* What you will do: Once the records below have been read, copy them all out exactly.

* Supplied material:
↓↓↓

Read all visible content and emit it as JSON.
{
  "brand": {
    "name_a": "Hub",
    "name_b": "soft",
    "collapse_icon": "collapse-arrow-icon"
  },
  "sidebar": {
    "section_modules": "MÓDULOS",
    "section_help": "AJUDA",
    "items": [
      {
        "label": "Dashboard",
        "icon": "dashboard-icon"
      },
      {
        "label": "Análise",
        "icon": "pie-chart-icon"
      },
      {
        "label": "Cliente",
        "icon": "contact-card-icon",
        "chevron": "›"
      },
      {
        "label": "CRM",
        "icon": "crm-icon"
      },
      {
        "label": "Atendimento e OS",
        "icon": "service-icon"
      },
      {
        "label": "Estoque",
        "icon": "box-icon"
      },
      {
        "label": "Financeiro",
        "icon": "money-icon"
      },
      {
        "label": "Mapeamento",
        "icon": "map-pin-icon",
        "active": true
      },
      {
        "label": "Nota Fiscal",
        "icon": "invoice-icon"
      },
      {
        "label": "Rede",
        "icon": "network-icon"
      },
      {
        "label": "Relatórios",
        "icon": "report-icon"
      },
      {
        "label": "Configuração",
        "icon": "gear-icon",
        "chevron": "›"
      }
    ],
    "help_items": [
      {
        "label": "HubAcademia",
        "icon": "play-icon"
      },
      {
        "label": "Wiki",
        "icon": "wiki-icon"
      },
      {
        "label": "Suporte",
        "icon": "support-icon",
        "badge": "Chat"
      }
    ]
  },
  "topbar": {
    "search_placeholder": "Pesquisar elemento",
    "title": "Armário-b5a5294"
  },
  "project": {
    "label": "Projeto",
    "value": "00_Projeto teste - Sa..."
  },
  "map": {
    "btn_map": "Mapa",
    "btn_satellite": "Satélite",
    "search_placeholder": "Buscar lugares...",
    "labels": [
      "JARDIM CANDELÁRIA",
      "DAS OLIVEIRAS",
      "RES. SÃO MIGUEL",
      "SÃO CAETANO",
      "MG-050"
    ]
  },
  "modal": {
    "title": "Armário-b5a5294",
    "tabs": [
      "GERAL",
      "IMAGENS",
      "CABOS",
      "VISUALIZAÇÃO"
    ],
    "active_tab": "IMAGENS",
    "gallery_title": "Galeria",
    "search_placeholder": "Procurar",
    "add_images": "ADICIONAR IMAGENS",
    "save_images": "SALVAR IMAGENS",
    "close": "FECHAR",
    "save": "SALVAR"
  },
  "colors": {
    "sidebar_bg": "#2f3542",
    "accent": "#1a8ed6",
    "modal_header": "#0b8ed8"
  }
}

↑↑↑

* Exercise output:
Read all visible content and emit it as JSON.
{
  "brand": {
    "name_a": "Hub",
    "name_b": "soft",
    "collapse_icon": "collapse-arrow-icon"
  },
  "sidebar": {
    "section_modules": "MÓDULOS",
    "section_help": "AJUDA",
    "items": [
      {
        "label": "Dashboard",
        "icon": "dashboard-icon"
      },
      {
        "label": "Análise",
        "icon": "pie-chart-icon"
      },
      {
        "label": "Cliente",
        "icon": "contact-card-icon",
        "chevron": "›"
      },
      {
        "label": "CRM",
        "icon": "crm-icon"
      },
      {
        "label": "Atendimento e OS",
        "icon": "service-icon"
      },
      {
        "label": "Estoque",
        "icon": "box-icon"
      },
      {
        "label": "Financeiro",
        "icon": "money-icon"
      },
      {
        "label": "Mapeamento",
        "icon": "map-pin-icon",
        "active": true
      },
      {
        "label": "Nota Fiscal",
        "icon": "invoice-icon"
      },
      {
        "label": "Rede",
        "icon": "network-icon"
      },
      {
        "label": "Relatórios",
        "icon": "report-icon"
      },
      {
        "label": "Configuração",
        "icon": "gear-icon",
        "chevron": "›"
      }
    ],
    "help_items": [
      {
        "label": "HubAcademia",
        "icon": "play-icon"
      },
      {
        "label": "Wiki",
        "icon": "wiki-icon"
      },
      {
        "label": "Suporte",
        "icon": "support-icon",
        "badge": "Chat"
      }
    ]
  },
  "topbar": {
    "search_placeholder": "Pesquisar elemento",
    "title": "Armário-b5a5294"
  },
  "project": {
    "label": "Projeto",
    "value": "00_Projeto teste - Sa..."
  },
  "map": {
    "btn_map": "Mapa",
    "btn_satellite": "Satélite",
    "search_placeholder": "Buscar lugares...",
    "labels": [
      "JARDIM CANDELÁRIA",
      "DAS OLIVEIRAS",
      "RES. SÃO MIGUEL",
      "SÃO CAETANO",
      "MG-050"
    ]
  },
  "modal": {
    "title": "Armário-b5a5294",
    "tabs": [
      "GERAL",
      "IMAGENS",
      "CABOS",
      "VISUALIZAÇÃO"
    ],
    "active_tab": "IMAGENS",
    "gallery_title": "Galeria",
    "search_placeholder": "Procurar",
    "add_images": "ADICIONAR IMAGENS",
    "save_images": "SALVAR IMAGENS",
    "close": "FECHAR",
    "save": "SALVAR"
  },
  "colors": {
    "sidebar_bg": "#2f3542",
    "accent": "#1a8ed6",
    "modal_header": "#0b8ed8"
  }
}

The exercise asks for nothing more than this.